- THE DATA

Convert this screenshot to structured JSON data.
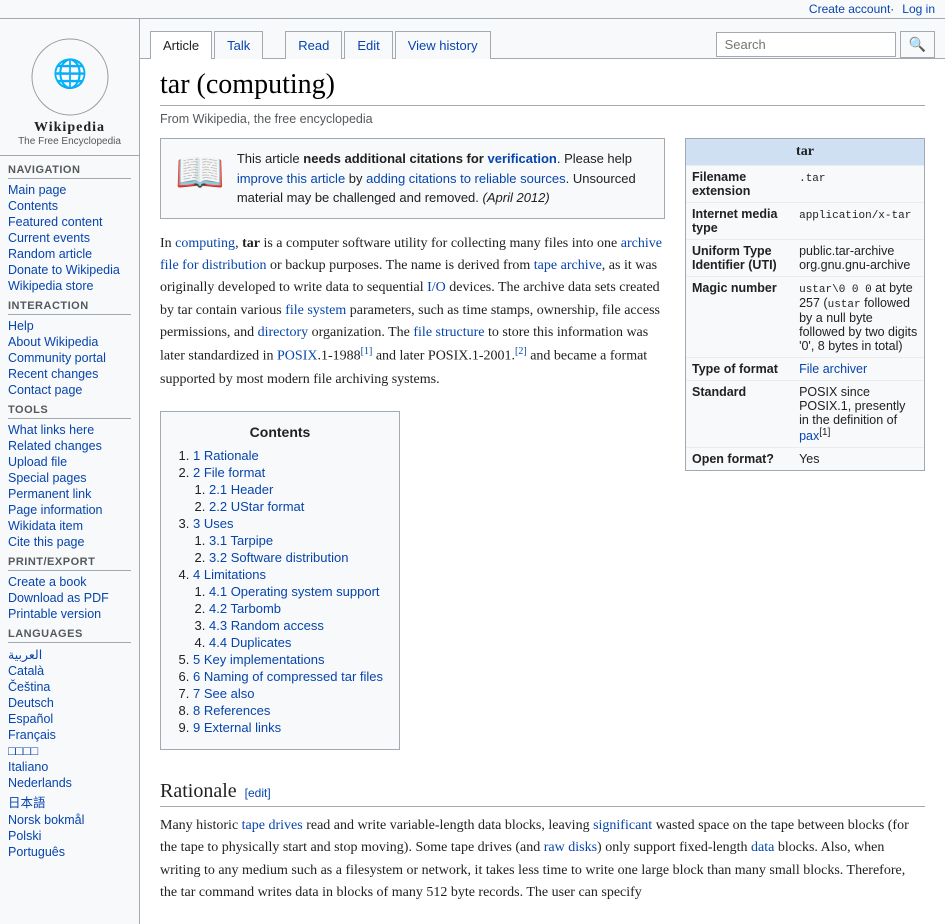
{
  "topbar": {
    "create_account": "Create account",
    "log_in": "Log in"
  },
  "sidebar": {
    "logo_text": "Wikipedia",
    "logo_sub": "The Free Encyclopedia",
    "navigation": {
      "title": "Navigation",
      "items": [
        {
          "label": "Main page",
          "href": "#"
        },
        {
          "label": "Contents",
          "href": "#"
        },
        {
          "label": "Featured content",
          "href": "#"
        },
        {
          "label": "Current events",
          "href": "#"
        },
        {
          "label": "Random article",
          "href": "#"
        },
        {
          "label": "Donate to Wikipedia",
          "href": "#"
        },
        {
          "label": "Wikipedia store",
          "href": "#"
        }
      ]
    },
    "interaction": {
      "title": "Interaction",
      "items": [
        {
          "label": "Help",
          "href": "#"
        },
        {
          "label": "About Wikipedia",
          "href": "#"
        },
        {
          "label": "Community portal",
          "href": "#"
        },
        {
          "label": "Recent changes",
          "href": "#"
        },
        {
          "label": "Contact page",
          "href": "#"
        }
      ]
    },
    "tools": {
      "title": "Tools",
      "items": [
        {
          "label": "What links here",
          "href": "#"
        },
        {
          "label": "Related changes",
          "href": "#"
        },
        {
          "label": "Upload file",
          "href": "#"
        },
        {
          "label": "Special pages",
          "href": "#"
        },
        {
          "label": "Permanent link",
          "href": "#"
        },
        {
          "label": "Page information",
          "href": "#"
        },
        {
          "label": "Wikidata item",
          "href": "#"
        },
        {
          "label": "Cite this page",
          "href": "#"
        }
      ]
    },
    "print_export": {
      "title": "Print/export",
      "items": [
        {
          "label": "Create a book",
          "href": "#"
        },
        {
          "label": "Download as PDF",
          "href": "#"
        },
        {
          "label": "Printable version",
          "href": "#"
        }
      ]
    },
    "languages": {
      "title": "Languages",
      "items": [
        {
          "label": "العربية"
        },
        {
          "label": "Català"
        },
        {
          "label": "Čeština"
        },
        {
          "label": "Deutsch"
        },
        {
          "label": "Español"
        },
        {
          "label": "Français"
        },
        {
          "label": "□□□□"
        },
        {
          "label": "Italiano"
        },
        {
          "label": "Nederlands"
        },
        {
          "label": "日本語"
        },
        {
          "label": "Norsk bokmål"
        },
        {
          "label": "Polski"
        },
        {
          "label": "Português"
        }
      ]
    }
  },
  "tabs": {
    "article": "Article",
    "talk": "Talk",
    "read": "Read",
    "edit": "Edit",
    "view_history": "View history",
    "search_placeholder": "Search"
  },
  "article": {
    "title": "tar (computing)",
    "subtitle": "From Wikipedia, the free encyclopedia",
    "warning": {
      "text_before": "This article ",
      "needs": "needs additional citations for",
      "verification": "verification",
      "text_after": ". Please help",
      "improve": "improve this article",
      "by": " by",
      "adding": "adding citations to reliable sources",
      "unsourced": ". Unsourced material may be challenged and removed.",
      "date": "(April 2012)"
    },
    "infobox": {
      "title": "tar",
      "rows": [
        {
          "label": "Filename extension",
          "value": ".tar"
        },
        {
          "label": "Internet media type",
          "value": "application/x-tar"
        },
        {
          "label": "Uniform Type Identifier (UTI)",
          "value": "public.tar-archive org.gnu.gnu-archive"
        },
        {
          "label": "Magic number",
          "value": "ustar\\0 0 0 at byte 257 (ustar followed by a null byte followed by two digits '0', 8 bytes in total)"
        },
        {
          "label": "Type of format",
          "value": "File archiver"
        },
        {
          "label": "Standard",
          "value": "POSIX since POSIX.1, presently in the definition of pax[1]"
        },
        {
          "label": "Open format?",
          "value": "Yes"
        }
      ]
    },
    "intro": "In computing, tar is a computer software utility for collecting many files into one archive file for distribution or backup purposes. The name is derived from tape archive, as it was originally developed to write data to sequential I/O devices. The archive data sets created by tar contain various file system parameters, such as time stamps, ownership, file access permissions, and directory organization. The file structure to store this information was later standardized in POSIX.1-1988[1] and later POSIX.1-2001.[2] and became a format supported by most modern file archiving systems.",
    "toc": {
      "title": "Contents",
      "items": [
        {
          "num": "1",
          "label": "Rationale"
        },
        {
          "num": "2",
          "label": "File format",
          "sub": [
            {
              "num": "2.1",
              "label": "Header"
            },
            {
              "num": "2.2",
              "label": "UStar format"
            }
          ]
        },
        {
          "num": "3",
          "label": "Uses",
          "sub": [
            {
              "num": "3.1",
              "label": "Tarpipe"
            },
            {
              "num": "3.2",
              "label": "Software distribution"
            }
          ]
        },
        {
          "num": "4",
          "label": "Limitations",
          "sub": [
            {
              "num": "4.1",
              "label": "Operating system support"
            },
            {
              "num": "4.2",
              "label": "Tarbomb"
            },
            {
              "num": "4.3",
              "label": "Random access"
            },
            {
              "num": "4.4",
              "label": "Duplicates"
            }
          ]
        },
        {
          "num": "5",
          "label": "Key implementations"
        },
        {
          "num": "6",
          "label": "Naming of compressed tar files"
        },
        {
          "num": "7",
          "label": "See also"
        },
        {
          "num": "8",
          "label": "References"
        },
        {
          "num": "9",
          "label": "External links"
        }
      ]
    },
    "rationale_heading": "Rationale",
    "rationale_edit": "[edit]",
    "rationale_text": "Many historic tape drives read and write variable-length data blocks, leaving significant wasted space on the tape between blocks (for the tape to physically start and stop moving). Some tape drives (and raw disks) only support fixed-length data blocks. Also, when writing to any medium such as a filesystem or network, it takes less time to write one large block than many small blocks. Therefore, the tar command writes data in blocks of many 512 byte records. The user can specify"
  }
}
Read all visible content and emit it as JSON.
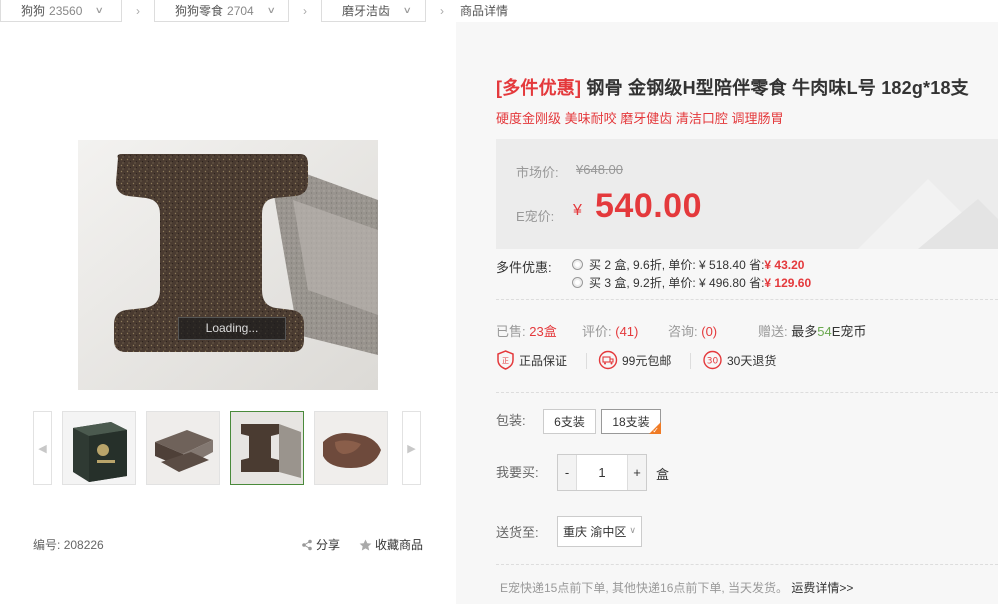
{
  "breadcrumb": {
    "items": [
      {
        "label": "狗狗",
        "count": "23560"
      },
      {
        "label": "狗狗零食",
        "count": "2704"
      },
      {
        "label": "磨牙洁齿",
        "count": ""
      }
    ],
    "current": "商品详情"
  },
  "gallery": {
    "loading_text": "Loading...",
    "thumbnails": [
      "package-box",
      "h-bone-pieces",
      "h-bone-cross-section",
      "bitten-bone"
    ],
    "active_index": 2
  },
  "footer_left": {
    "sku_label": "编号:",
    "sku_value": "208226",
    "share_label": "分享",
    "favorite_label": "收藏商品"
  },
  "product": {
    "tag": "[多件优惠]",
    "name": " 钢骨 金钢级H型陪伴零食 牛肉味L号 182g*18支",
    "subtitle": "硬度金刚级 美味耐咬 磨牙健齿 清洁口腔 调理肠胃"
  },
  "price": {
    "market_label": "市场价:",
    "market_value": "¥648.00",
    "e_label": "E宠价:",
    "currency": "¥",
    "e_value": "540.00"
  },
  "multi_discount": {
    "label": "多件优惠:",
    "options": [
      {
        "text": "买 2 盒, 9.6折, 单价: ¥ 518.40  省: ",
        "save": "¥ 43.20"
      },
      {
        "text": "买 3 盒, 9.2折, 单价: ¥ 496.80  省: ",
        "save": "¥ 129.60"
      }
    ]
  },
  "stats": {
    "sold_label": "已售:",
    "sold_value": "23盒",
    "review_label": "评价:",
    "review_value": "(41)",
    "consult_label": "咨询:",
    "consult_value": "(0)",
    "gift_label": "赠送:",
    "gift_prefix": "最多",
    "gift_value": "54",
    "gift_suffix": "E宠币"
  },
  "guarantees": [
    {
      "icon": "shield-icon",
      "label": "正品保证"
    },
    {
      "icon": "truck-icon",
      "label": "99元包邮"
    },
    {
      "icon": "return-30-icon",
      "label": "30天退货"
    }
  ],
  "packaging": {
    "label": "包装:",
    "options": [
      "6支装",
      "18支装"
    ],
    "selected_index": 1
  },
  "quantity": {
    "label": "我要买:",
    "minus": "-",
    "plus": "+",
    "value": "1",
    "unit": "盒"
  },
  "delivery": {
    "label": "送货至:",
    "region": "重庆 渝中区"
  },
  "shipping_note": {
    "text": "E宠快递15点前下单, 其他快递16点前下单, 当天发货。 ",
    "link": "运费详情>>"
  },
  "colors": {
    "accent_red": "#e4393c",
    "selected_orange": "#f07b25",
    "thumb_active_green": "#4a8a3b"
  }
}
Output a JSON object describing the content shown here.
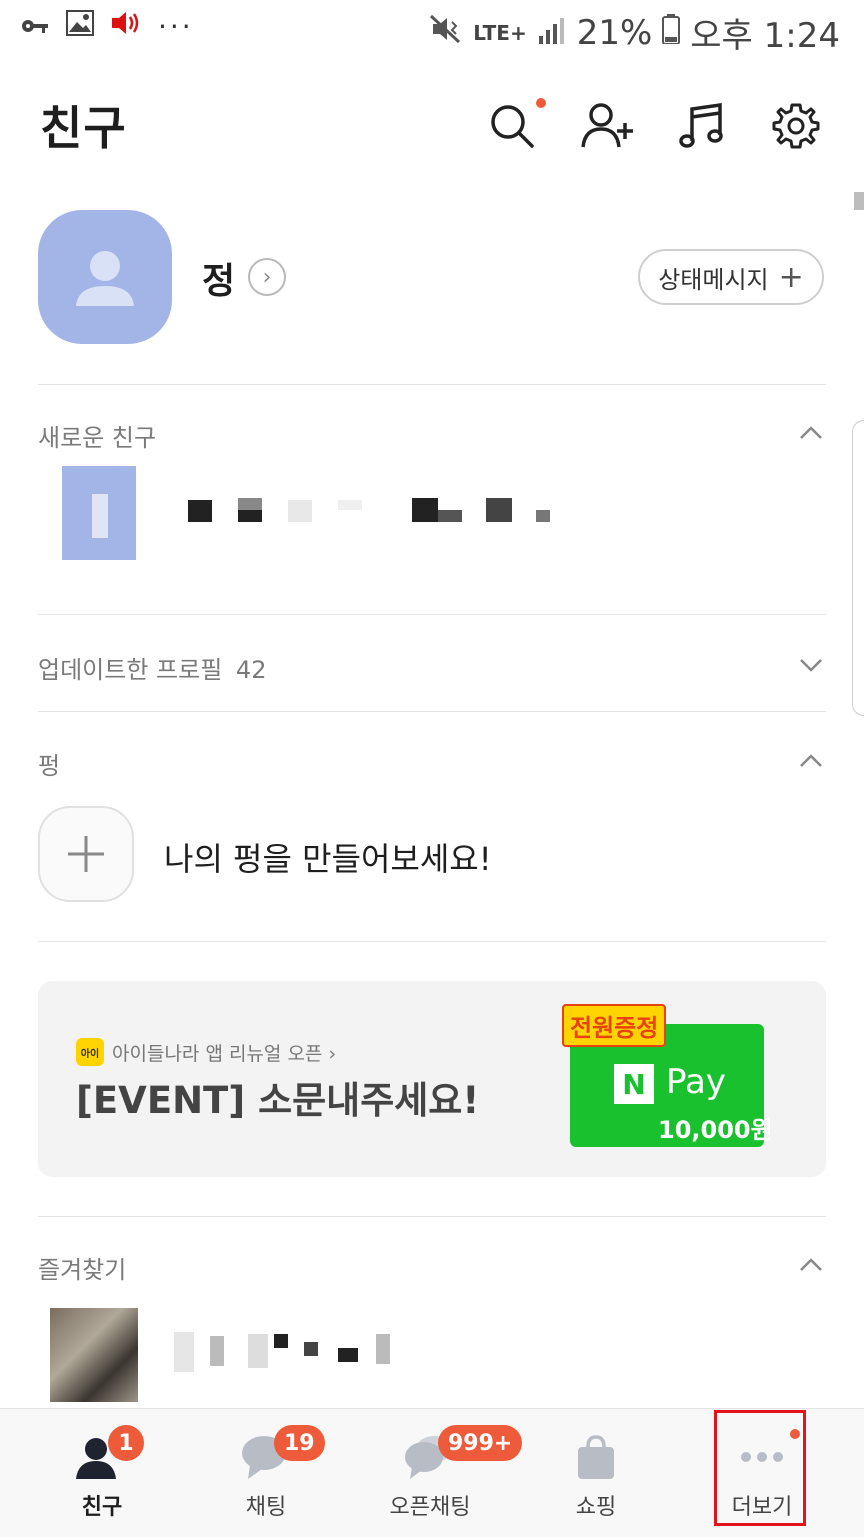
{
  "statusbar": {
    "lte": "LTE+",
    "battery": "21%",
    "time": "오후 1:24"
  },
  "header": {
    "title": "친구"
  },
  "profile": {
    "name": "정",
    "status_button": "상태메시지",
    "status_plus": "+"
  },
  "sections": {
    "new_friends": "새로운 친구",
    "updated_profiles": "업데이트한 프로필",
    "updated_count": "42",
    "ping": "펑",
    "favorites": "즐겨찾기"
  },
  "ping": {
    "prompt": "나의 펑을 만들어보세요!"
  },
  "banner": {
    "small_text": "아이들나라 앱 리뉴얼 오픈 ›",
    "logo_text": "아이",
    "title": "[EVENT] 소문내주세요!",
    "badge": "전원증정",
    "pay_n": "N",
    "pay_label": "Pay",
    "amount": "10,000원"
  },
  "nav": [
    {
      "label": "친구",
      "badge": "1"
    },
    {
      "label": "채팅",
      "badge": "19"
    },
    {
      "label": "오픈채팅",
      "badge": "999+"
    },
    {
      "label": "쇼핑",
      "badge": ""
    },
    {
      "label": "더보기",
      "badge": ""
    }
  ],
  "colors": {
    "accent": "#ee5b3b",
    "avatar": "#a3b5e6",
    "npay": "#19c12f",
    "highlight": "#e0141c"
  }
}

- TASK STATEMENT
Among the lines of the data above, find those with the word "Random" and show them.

- EXPECTED ANSWER
          "label": "Random article",
              "label": "Random access"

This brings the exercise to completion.